Confusion in Ireland as 'Marriage Equality' Referendum Approaches | Michael Kelly | CWR
Changes in ambiguous wording, tepid warnings from Catholic bishops, and deep concerns about children are part of the tense lead-up to May 22nd vote
Just two months before a May 22nd 'Marriage Equality' referendum, many commentators predict Ireland will become the first country in the world to insert a constitutional amendment permitting civil marriage between two people of the same gender.
A distinctive feature of Irish democracy has been frequent recourse to constitutional referendums. May’s referendum will be the 35th time voters have been asked to amend the constitution in less than 80 years. The origin of this state of affairs may partly be traced to the unhappy split in the 1920s over a treaty with Britain, which led to a civil war after it was narrowly passed by a parliamentary majority. Prime Minister Éamon de Valera, who framed the 1937 constitution, felt strongly that future decisions on fundamental questions required more than a simple parliamentary majority.
Opinion polls currently predict that 77% of voters will back the constitutional redefinition of marriage while 22% of people say they will vote ‘no’. However, opinion polls on constitutional questions are notoriously unreliable in Ireland.

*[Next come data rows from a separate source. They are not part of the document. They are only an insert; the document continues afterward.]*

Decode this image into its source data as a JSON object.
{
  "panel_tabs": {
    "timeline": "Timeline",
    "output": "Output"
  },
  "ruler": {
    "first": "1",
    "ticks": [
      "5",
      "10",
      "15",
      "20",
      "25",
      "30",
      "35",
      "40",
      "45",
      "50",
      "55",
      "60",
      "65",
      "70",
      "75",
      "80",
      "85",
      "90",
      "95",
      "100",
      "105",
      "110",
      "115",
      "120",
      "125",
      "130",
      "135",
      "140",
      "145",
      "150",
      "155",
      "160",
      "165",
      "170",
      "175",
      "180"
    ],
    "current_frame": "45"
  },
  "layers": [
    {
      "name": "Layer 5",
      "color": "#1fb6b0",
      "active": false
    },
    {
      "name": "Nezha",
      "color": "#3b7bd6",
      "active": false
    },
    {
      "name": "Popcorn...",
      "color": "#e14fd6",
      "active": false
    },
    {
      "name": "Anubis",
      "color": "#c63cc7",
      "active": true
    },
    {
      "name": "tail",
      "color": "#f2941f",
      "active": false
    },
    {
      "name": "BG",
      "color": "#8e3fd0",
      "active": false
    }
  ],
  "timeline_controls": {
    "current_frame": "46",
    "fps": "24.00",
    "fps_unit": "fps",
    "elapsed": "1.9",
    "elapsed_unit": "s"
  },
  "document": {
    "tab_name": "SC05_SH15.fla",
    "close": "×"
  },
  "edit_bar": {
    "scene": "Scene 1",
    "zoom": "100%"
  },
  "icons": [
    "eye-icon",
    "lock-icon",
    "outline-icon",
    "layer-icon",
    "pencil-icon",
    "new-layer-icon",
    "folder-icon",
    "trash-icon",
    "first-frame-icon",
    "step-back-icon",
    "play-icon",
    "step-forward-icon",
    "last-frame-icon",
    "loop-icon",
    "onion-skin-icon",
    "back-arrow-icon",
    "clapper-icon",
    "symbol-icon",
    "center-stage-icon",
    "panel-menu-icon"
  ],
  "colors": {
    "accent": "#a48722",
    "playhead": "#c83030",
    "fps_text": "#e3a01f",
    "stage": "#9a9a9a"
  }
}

In 2013, for example, a referendum on children’s rights – which enshrined individual rights for minors in the constitution and granted the state greater powers to intervene in families – was just narrowly passed. An opinion poll had said just 4% of voters would oppose the motion, on polling day a significant 42% of citizens decided to vote against the children’s rights amendment.
There’s also the fact that many of those saying they are inclined to vote in favor of same-sex marriage have reservations.
According to John Downing, a political commentator and former government adviser, much of the apparent support for same-sex marriage in opinion polls is soft and many voters are not entirely convinced.
Only 59% of those who said they will vote ‘yes’ said they strongly held that opinion. The other 18% were more tentative about their voting intention. The pollsters also asked further questions about matters related to the issue of gay marriage. One-third of those prepared to vote ‘yes’ said they had reservations about gay couples adopting children.
Those who said they would vote ‘yes’ were further asked if they had reservations about the concept of the same-sex marriage referendum. In this case, 42% said they had reservations about the idea of the referendum.
When the question is a simple yes/no on whether the voter intends to support same-sex marriage the results are strongly in favor of a ‘yes’. However, when a series of more detailed questions are put into the mix, this number falls eventually to 44%.
Confused wording, last-minute changes
The Government’s ‘yes’ campaign has also been criticized by legal experts after Justice Minister Frances Fitzgerald was forced to make a last-minute change to the proposed wording after fears the move could inadvertently ban traditional marriage.